# Try it:
Copy out each line below in which the string "updated" appears.

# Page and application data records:
>>>>
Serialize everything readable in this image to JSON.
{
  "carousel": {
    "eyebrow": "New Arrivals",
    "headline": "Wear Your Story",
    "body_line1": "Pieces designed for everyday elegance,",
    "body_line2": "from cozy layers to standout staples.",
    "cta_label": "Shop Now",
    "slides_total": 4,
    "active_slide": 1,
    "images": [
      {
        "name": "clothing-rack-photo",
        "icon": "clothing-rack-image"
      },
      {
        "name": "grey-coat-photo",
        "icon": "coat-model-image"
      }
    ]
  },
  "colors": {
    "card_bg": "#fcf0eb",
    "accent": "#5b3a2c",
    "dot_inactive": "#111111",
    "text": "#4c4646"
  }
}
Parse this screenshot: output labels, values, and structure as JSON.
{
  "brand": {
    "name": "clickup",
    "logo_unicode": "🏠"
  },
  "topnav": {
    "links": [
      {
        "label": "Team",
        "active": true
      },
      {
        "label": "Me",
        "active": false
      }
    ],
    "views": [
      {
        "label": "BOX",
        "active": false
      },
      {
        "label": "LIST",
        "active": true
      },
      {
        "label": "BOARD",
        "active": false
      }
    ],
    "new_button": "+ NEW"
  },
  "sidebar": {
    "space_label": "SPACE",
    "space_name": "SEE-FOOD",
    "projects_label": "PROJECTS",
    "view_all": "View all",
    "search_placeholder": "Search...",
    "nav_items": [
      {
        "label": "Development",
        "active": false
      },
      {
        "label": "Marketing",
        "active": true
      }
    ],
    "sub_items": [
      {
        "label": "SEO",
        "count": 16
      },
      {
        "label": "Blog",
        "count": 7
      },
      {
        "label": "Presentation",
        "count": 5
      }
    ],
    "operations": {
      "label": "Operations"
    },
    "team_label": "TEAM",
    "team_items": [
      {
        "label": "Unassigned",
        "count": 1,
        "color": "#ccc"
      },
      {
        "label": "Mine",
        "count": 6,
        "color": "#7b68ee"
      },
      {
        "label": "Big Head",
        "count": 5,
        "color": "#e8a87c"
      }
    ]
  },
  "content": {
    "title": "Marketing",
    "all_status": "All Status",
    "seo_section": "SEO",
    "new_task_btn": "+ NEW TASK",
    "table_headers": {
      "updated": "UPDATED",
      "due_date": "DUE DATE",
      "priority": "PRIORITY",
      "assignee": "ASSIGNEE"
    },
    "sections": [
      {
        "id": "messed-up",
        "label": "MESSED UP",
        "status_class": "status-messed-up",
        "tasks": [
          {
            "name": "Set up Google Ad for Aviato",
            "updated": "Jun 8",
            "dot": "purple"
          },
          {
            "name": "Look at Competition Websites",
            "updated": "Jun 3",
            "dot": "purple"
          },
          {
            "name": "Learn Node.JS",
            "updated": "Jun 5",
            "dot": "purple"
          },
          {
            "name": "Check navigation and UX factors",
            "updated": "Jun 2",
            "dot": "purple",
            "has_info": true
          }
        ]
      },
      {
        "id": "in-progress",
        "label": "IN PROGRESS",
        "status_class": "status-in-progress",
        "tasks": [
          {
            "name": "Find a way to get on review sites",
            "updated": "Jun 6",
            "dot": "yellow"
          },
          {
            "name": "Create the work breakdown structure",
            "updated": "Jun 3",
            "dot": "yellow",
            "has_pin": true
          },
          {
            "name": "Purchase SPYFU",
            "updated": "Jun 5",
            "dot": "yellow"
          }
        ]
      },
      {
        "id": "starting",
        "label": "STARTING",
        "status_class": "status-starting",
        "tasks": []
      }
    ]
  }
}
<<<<
# The answer:
      "updated": "UPDATED",
            "updated": "Jun 8",
            "updated": "Jun 3",
            "updated": "Jun 5",
            "updated": "Jun 2",
            "updated": "Jun 6",
            "updated": "Jun 3",
            "updated": "Jun 5",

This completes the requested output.